What needs to be done
Which lines of the entries hold the string "date"? Copy each one.

(Items from a dataset)
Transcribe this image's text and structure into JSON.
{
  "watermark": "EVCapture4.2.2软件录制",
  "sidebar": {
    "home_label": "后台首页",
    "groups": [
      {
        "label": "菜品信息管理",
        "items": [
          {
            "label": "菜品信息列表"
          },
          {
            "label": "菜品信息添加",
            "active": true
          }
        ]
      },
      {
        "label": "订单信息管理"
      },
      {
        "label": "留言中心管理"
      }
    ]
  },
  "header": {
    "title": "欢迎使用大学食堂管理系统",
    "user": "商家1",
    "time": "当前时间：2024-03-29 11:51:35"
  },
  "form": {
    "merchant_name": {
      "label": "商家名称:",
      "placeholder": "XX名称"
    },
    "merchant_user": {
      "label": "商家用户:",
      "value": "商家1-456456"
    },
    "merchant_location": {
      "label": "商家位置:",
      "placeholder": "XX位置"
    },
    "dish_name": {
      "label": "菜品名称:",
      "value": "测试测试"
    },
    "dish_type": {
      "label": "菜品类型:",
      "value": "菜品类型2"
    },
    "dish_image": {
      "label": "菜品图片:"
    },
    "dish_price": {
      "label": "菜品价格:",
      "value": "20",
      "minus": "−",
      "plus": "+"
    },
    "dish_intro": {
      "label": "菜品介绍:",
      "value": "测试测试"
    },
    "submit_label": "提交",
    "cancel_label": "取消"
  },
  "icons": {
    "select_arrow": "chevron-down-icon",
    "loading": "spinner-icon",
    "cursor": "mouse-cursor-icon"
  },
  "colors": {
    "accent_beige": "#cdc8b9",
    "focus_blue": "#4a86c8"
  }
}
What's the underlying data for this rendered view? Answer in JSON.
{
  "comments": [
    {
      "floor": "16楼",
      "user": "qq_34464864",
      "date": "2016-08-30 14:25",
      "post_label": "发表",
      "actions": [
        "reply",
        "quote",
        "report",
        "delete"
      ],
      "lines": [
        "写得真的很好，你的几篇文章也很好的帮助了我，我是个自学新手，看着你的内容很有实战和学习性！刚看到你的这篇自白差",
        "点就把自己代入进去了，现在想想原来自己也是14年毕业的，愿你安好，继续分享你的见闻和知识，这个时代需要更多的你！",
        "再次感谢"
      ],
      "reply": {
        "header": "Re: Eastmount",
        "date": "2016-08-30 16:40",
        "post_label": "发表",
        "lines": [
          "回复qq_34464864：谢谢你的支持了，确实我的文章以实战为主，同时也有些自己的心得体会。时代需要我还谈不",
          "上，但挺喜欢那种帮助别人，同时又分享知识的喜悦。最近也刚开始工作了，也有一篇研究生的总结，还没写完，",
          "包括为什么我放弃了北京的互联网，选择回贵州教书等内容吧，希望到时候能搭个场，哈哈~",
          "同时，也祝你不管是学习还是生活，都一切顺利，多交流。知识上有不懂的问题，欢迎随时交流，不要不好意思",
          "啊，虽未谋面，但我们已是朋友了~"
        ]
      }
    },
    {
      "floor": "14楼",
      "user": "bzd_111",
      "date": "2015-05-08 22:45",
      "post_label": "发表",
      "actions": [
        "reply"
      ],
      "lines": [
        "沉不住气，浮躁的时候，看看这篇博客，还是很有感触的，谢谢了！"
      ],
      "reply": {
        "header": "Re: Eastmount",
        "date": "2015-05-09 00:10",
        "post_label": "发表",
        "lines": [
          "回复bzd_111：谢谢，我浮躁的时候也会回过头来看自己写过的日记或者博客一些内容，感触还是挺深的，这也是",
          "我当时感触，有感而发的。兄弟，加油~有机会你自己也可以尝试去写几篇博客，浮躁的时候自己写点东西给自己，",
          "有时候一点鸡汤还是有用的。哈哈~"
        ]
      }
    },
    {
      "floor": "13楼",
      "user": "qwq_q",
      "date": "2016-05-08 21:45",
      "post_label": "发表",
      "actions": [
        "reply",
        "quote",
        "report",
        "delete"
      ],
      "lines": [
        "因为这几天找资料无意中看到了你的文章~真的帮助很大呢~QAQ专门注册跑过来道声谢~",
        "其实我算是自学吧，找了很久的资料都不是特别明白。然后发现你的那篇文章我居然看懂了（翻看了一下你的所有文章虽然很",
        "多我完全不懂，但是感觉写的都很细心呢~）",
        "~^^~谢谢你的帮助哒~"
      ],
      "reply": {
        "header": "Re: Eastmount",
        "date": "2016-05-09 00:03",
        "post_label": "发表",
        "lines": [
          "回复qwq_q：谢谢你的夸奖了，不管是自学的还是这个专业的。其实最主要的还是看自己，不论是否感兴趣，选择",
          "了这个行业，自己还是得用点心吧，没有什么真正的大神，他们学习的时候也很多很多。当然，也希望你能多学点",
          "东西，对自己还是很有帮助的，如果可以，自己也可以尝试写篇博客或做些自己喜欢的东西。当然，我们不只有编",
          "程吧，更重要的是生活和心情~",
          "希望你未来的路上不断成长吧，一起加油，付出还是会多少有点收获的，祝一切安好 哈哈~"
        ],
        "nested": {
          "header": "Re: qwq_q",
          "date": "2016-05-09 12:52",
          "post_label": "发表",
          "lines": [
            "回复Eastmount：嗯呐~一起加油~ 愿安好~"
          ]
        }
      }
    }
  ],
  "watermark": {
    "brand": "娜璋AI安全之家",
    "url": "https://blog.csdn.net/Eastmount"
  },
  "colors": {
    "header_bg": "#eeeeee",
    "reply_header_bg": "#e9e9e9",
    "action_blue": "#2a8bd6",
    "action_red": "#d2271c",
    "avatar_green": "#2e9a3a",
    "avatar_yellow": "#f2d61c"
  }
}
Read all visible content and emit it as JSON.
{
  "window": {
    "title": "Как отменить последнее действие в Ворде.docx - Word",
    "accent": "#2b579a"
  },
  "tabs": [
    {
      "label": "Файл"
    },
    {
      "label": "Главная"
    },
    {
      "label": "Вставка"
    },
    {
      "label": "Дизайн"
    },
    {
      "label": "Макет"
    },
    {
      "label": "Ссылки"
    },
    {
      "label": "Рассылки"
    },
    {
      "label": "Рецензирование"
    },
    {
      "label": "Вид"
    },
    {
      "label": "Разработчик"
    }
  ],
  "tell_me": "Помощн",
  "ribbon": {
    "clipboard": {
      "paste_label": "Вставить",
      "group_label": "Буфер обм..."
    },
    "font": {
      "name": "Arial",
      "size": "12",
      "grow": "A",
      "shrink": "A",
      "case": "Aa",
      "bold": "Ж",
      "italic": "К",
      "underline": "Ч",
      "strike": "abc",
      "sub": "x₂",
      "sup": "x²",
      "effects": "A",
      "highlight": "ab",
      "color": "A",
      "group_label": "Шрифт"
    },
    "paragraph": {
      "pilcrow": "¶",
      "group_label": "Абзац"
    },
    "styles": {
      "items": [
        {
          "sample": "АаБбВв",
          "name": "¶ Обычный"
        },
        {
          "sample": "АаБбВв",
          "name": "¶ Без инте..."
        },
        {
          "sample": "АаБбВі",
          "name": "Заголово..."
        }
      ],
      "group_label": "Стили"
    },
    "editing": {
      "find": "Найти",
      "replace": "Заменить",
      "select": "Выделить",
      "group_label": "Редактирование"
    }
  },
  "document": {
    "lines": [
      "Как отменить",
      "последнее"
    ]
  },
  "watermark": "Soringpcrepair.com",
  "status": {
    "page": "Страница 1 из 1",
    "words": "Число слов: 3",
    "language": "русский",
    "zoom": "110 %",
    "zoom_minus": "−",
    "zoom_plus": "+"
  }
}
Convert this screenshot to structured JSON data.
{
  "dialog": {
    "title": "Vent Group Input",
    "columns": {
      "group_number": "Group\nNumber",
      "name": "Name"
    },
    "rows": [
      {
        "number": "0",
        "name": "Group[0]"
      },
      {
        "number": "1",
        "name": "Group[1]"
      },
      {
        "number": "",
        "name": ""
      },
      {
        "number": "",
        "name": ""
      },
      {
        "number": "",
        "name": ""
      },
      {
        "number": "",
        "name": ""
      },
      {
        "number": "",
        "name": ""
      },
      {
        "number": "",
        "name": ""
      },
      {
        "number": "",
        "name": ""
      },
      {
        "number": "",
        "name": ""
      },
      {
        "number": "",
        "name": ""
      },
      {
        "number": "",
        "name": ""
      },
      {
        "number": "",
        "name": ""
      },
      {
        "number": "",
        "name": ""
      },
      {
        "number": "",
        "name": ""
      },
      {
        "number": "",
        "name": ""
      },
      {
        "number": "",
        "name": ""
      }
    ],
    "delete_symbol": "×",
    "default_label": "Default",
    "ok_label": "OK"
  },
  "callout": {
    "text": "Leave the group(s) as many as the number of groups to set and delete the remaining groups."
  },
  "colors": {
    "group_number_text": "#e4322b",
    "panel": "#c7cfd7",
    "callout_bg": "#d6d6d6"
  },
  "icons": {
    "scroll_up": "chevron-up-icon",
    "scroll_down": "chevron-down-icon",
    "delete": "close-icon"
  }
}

Solution for this problem
      "date": "2016-08-30 14:25",
        "date": "2016-08-30 16:40",
      "date": "2015-05-08 22:45",
        "date": "2015-05-09 00:10",
      "date": "2016-05-08 21:45",
        "date": "2016-05-09 00:03",
          "date": "2016-05-09 12:52",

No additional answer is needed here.